White will arrive in Cleveland today, and sources said Modell plans to roll out the red carpet tomorrow for Byars, White and Harry Galbreath, the veteran Miami Dolphins guard.
Cleveland coach Bill Belichick and pro personnel director Mike Lombardi appear to have carefully planned this weekend, using Byars and Galbreath as the perfect lures for White. Byars, a running back-tight end, is one of White's closest friends, with similar involvement in religious and community projects. Galbreath, like White, is a native of Tennessee and also attended the University of Tennessee.

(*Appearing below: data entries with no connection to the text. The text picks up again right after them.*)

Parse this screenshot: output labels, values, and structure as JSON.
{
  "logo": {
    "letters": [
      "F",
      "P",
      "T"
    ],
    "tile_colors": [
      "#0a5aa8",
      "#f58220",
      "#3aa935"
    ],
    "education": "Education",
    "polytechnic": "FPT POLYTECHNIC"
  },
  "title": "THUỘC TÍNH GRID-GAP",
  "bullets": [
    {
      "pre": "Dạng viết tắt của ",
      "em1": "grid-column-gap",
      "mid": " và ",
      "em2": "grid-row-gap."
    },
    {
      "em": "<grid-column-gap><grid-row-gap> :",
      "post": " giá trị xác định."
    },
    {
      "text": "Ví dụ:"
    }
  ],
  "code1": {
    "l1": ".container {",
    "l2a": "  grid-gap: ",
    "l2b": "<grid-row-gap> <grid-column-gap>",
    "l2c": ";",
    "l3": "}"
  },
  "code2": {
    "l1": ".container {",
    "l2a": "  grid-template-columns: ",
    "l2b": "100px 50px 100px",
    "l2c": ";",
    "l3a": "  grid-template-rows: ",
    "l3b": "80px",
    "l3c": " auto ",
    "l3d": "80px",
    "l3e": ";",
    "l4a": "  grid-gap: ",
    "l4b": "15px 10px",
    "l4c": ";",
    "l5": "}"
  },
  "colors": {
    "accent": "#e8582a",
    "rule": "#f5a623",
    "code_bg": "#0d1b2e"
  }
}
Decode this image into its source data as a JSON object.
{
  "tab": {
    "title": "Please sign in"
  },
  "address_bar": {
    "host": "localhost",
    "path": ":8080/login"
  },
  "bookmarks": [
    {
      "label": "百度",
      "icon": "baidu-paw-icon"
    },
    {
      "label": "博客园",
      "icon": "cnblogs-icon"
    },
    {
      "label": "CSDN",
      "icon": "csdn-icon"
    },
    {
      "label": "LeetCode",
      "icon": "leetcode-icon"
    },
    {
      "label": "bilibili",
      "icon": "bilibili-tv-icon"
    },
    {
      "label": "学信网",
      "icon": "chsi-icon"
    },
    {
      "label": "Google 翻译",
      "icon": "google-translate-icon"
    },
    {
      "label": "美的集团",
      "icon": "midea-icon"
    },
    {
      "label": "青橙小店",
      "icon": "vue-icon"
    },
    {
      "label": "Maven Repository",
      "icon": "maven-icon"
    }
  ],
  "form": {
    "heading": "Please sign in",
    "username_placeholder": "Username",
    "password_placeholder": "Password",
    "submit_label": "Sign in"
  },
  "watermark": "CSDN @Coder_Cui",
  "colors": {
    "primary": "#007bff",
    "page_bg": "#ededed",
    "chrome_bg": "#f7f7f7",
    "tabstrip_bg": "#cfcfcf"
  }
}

Galbreath lives in Clarksville, Tenn., and is friendly with White, who lives near Knoxville.
Brig Owens, Byars's agent, confirmed that the 29-year-old who has spent his seven-year pro career with the Eagles would be visiting the Browns.
"Keith, not surprisingly, has drawn a lot of attention," Owens said. ''We've had a lot of calls and invitations, some of which Keith has turned down. Cleveland has shown sincere interest, and it's a team that is high on Keith's list."
A highlight of the weekend visit is expected to be a tour of the Browns' new, state-of-the-art practice facility and headquarters in Berea, Ohio.
Unfortunately for the Browns, Cleveland was hit with a major snowstorm yesterday, with more blizzard conditions expected through the weekend. It would be hard to imagine White or Byars signing with a team that practices most of the season on indoor artificial turf due to freezing weather, and plays half of its home season on frozen tundra at Cleveland Stadium.
Cleveland appears prepared to let veteran fullback Kevin Mack, an unrestricted free agent, go his merry way. Mack earned $875,000 last year. Byars earned $900,000 and is expected to command a free-agent salary in excess of $1.2 million a year.
Byars, according to his agent, was not thrilled with the Eagles' decision to leave him unprotected, instead naming cornerback Eric Allen, who is a plaintiff in a free-agency lawsuit against the league and signed through 1994, as one of their "transition" (right of first refusal) players. As a plaintiff, Allen can not be restricted from leaving, but the Eagles would be entitled to compensation. The same is true of White. Byars is unrestricted.
Byars was unavailable for comment.
"He was disappointed," Owens said, "but at the same time, after speaking with the Eagles (president Harry Gamble), he also understands that they protected the others (Allen and Seth Joyner) because they were plaintiffs, and it was something they felt they had to do.
"But the Eagles spoke to him and made their intentions clear. It surprised me, but it did leave Keith with an opportunity to shop around freely."
Gamble said he made it clear during his conversation with Byars last Thursday that the decision to protect Allen over him shouldn't be interpreted as an indication that he is anything but a vital part of the Eagles. The Eagles can ill afford to lose White or Byars, the two most influential team leaders.
"All I said to Keith was that this was in no way a slap in the face," Gamble said. "By that, I mean, our decision not to designate him as the franchise or transition player. We feel what we did was the best thing to do.
Because if we were to lose a named player (plaintiff) we'd at least receive compensation. I told Keith that we wanted him back, and I hope he understands that. He told me he'd like to be back."
Gamble said that Owens's associate, Richard Bennett, has contacted Bob Wallace, the Eagles' legal counsel and chief negotiator, to begin contract discussions.